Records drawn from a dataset
/---

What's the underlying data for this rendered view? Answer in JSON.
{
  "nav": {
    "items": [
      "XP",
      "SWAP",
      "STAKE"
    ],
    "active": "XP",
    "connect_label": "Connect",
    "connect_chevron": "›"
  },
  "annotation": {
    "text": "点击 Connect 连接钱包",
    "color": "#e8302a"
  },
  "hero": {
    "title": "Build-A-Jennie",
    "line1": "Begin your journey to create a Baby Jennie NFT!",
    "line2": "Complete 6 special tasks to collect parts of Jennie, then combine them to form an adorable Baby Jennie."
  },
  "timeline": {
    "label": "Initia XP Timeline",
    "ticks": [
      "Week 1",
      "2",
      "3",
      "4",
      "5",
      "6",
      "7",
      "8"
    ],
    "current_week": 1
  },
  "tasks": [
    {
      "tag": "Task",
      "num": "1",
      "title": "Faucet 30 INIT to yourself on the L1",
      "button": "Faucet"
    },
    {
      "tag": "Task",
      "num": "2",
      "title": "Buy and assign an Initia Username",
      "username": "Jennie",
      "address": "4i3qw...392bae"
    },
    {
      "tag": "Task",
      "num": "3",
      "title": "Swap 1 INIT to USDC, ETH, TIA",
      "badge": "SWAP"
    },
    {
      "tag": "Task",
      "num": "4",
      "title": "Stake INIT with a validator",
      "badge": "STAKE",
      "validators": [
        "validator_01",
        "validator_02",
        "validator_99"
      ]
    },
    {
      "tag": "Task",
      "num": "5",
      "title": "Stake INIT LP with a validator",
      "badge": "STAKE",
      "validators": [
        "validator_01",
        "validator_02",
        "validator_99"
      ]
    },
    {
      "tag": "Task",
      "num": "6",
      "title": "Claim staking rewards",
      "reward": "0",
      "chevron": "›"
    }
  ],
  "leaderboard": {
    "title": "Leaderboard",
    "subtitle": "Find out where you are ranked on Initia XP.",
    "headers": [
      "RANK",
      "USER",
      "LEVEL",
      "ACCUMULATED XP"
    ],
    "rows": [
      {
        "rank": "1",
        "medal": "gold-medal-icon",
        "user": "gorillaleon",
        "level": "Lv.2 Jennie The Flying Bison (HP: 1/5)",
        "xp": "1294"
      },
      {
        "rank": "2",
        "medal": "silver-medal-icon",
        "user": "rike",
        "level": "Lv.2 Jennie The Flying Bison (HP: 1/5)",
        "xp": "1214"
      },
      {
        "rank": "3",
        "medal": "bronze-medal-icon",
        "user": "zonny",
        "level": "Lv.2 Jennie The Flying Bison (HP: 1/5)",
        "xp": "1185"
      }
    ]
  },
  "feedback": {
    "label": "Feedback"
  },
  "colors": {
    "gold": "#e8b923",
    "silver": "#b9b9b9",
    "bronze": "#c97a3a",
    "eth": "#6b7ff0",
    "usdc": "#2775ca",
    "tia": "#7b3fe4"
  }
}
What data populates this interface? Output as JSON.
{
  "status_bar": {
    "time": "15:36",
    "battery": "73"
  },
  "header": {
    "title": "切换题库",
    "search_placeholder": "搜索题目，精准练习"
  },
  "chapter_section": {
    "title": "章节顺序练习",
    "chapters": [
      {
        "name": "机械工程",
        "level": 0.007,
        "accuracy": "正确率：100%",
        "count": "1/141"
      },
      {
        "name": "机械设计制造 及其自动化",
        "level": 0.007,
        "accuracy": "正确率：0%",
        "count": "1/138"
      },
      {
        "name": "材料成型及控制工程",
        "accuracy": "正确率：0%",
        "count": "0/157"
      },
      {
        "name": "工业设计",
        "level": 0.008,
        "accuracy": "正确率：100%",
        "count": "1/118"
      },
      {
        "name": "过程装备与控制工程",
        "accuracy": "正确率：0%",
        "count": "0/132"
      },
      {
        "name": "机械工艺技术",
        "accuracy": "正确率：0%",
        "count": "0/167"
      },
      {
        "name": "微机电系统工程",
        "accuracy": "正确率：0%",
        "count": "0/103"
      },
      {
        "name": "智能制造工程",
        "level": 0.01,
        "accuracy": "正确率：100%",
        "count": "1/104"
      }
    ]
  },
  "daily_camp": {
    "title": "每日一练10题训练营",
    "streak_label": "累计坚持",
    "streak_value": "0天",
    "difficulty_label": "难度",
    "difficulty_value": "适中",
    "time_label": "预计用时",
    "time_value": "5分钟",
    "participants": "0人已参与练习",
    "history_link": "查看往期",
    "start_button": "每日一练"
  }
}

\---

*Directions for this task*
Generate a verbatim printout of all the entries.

*Task solution*
What's the underlying data for this rendered view? Answer in JSON.
{
  "nav": {
    "items": [
      "XP",
      "SWAP",
      "STAKE"
    ],
    "active": "XP",
    "connect_label": "Connect",
    "connect_chevron": "›"
  },
  "annotation": {
    "text": "点击 Connect 连接钱包",
    "color": "#e8302a"
  },
  "hero": {
    "title": "Build-A-Jennie",
    "line1": "Begin your journey to create a Baby Jennie NFT!",
    "line2": "Complete 6 special tasks to collect parts of Jennie, then combine them to form an adorable Baby Jennie."
  },
  "timeline": {
    "label": "Initia XP Timeline",
    "ticks": [
      "Week 1",
      "2",
      "3",
      "4",
      "5",
      "6",
      "7",
      "8"
    ],
    "current_week": 1
  },
  "tasks": [
    {
      "tag": "Task",
      "num": "1",
      "title": "Faucet 30 INIT to yourself on the L1",
      "button": "Faucet"
    },
    {
      "tag": "Task",
      "num": "2",
      "title": "Buy and assign an Initia Username",
      "username": "Jennie",
      "address": "4i3qw...392bae"
    },
    {
      "tag": "Task",
      "num": "3",
      "title": "Swap 1 INIT to USDC, ETH, TIA",
      "badge": "SWAP"
    },
    {
      "tag": "Task",
      "num": "4",
      "title": "Stake INIT with a validator",
      "badge": "STAKE",
      "validators": [
        "validator_01",
        "validator_02",
        "validator_99"
      ]
    },
    {
      "tag": "Task",
      "num": "5",
      "title": "Stake INIT LP with a validator",
      "badge": "STAKE",
      "validators": [
        "validator_01",
        "validator_02",
        "validator_99"
      ]
    },
    {
      "tag": "Task",
      "num": "6",
      "title": "Claim staking rewards",
      "reward": "0",
      "chevron": "›"
    }
  ],
  "leaderboard": {
    "title": "Leaderboard",
    "subtitle": "Find out where you are ranked on Initia XP.",
    "headers": [
      "RANK",
      "USER",
      "LEVEL",
      "ACCUMULATED XP"
    ],
    "rows": [
      {
        "rank": "1",
        "medal": "gold-medal-icon",
        "user": "gorillaleon",
        "level": "Lv.2 Jennie The Flying Bison (HP: 1/5)",
        "xp": "1294"
      },
      {
        "rank": "2",
        "medal": "silver-medal-icon",
        "user": "rike",
        "level": "Lv.2 Jennie The Flying Bison (HP: 1/5)",
        "xp": "1214"
      },
      {
        "rank": "3",
        "medal": "bronze-medal-icon",
        "user": "zonny",
        "level": "Lv.2 Jennie The Flying Bison (HP: 1/5)",
        "xp": "1185"
      }
    ]
  },
  "feedback": {
    "label": "Feedback"
  },
  "colors": {
    "gold": "#e8b923",
    "silver": "#b9b9b9",
    "bronze": "#c97a3a",
    "eth": "#6b7ff0",
    "usdc": "#2775ca",
    "tia": "#7b3fe4"
  }
}
What data populates this interface? Output as JSON.
{
  "status_bar": {
    "time": "15:36",
    "battery": "73"
  },
  "header": {
    "title": "切换题库",
    "search_placeholder": "搜索题目，精准练习"
  },
  "chapter_section": {
    "title": "章节顺序练习",
    "chapters": [
      {
        "name": "机械工程",
        "level": 0.007,
        "accuracy": "正确率：100%",
        "count": "1/141"
      },
      {
        "name": "机械设计制造 及其自动化",
        "level": 0.007,
        "accuracy": "正确率：0%",
        "count": "1/138"
      },
      {
        "name": "材料成型及控制工程",
        "accuracy": "正确率：0%",
        "count": "0/157"
      },
      {
        "name": "工业设计",
        "level": 0.008,
        "accuracy": "正确率：100%",
        "count": "1/118"
      },
      {
        "name": "过程装备与控制工程",
        "accuracy": "正确率：0%",
        "count": "0/132"
      },
      {
        "name": "机械工艺技术",
        "accuracy": "正确率：0%",
        "count": "0/167"
      },
      {
        "name": "微机电系统工程",
        "accuracy": "正确率：0%",
        "count": "0/103"
      },
      {
        "name": "智能制造工程",
        "level": 0.01,
        "accuracy": "正确率：100%",
        "count": "1/104"
      }
    ]
  },
  "daily_camp": {
    "title": "每日一练10题训练营",
    "streak_label": "累计坚持",
    "streak_value": "0天",
    "difficulty_label": "难度",
    "difficulty_value": "适中",
    "time_label": "预计用时",
    "time_value": "5分钟",
    "participants": "0人已参与练习",
    "history_link": "查看往期",
    "start_button": "每日一练"
  }
}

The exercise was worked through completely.